I’m sorry for projecting a condescending tone. That wasn’t my intention. What I was hoping to convey is that I want you to be in full control of what you choose to do. I want you to judge our contribution to your work, and only pay us if we’re doing something useful. We don’t want you locked in, and we don’t want you resenting that you’re locked in!
I’m thrilled that you’re so happy with Rhino, and I hope we can keep it that way by continuing to make tools that make you want to upgrade.
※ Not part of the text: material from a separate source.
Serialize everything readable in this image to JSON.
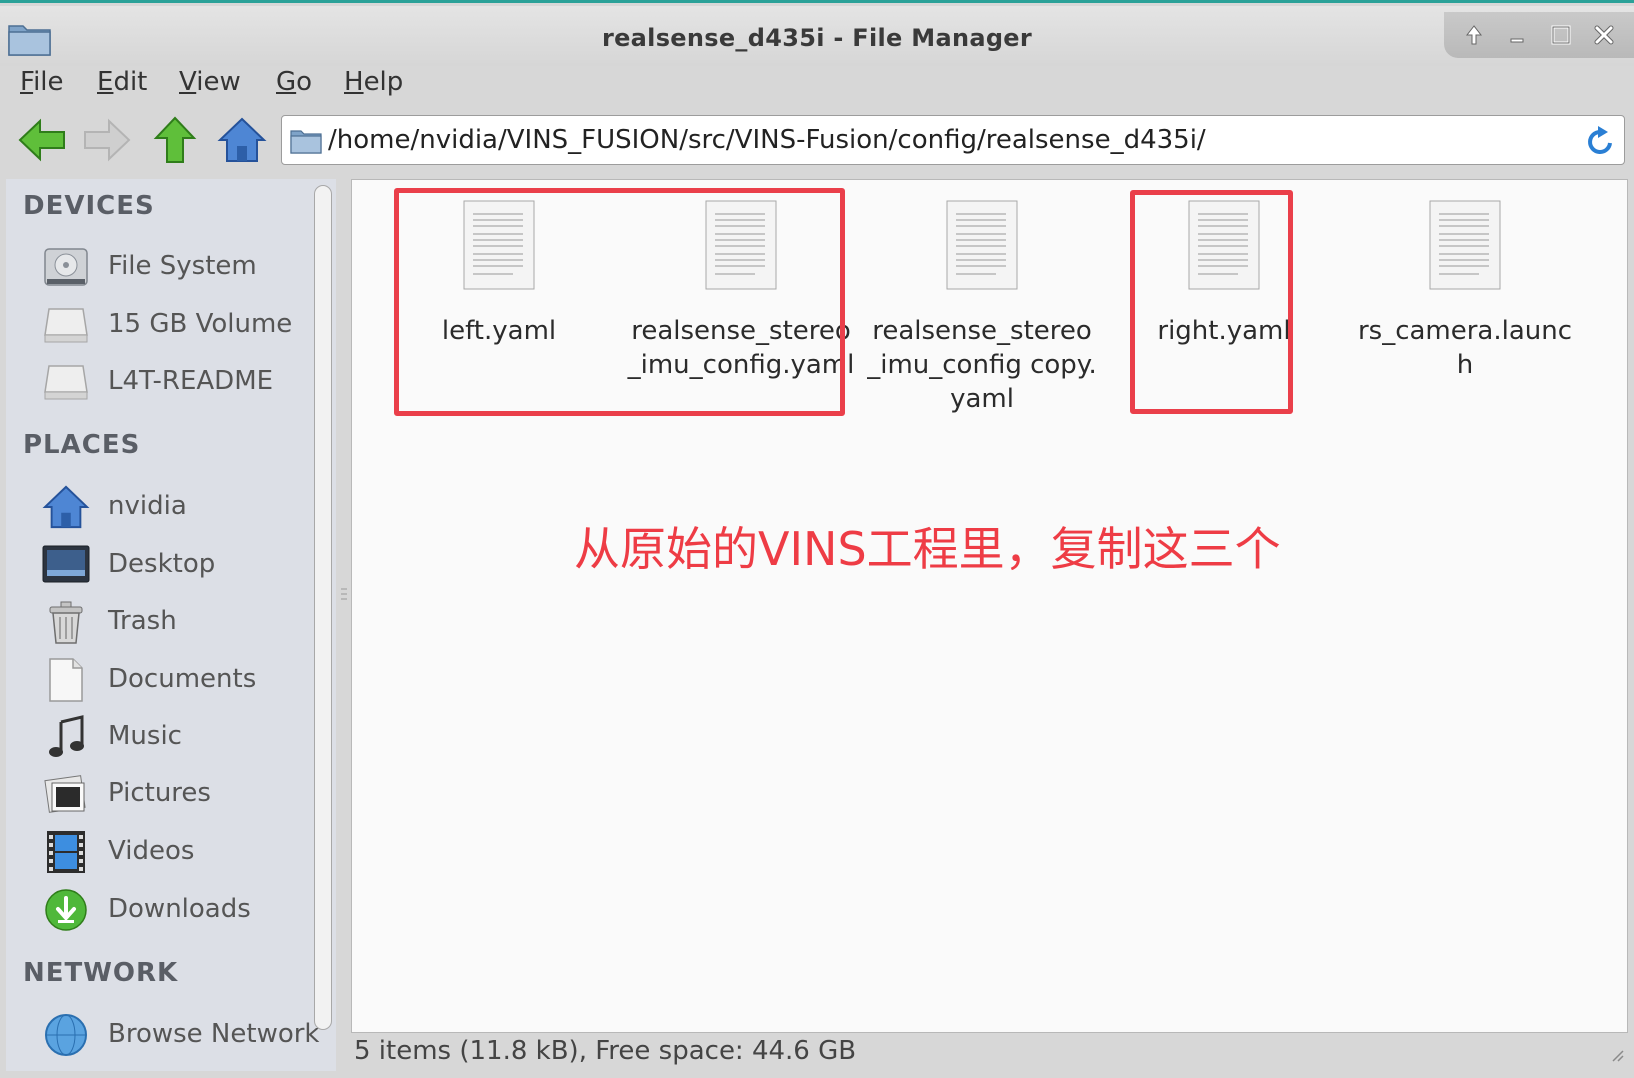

Yeah, I hear you. Another possibility is that the conversion utility makes files that (as they must) have data missing. And then people answer questions based on bad information. I think that people who support customers on this forum owe it to the people they’re answering to be on the same version of Rhino, or simply choose to not answer. It’s not their fault that others choose to stay on an older version of Rhino.
Ouch! I’m not sure you heard me at all. A proper file conversion utility would either warn or fail if an R7 file has geometry that can’t be converted to R6.
I choose to stay on R6 because the price of upgrading to R7 is not worth it to me, especially since most of my use of Grasshopper is to offer free support to McNeel customers on this forum. To suggest that I not even ask politely for an R6 version of an R7 .3dm file is frankly rude. It’s also a disservice to new R7 users who don’t know any better and counterproductive to McNeel’s own interest.
Yeah, that’s hard to do well. It’s not going to be a priority for us anytime soon.
Thanks for supporting people. You’re welcome to ask for an old file, of course. But posting old versions of a file should not be a precursor to getting support for our currently shipping product. Please know that I have no expectation that you’d be able to support Rhino 7 users when your only vantage point is Rhino 6.
R7 started “shipping” (became official) less than two months ago, yet R6 is already old to you.
Obviously you expect everyone on this forum to upgrade immediately and didn’t anticipate the chaos that would ensue from mixing new R7 users with “old” R6 unpaid support volunteers. That careless attitude takes a lot of the fun out of it for me.
Prioritization. The same could be (and has been) asked of zillions of potential projects. We’re not infinitely capable, and so we make choices about what to do, and when. As you can see from David’s explorations, the simple solution doesn’t get all the right answers.
In many cases, we need the full power of Rhino to be able to do geometry conversions (for example, SubD to NURBS or mesh). That’s not something we give away for free, and so it won’t be in any free file converter.
The expectations of file converters are high - everyone (including me) would expect 100% fidelity, and a robust report of when that expectation wasn’t met. It turns out that’s a non-trivial project.
I can confirm I can see these limitations right now. The good thing for me is that at least for non-complex quick conversions there is already a way. Official or not. I do get Joseph arguments though. This little tool I believe is open, so maybe the community can in time improve it a bit to what is technically possible. Still a good development. But one should really know that there are indeed limitations.
Factually correct. In my case, last year I’ve made my company purchase like 6 licenses or so… So for me in particular is kind of anual. Then the WIP for Rhino 8 is ongoing right now and I guess it will be finished by 2022… So…
Do you mean previous versions of Rhino cannot open V7 format files? Do you mean that earlier versions of Rhino cannot open V7 files. Versions of Rhino has never been able to open files saved in subsequent formats. I’m not aware of any software which can open files saved in the later formats.
Rhino V7 can save files in format going back to Rhino V2 format.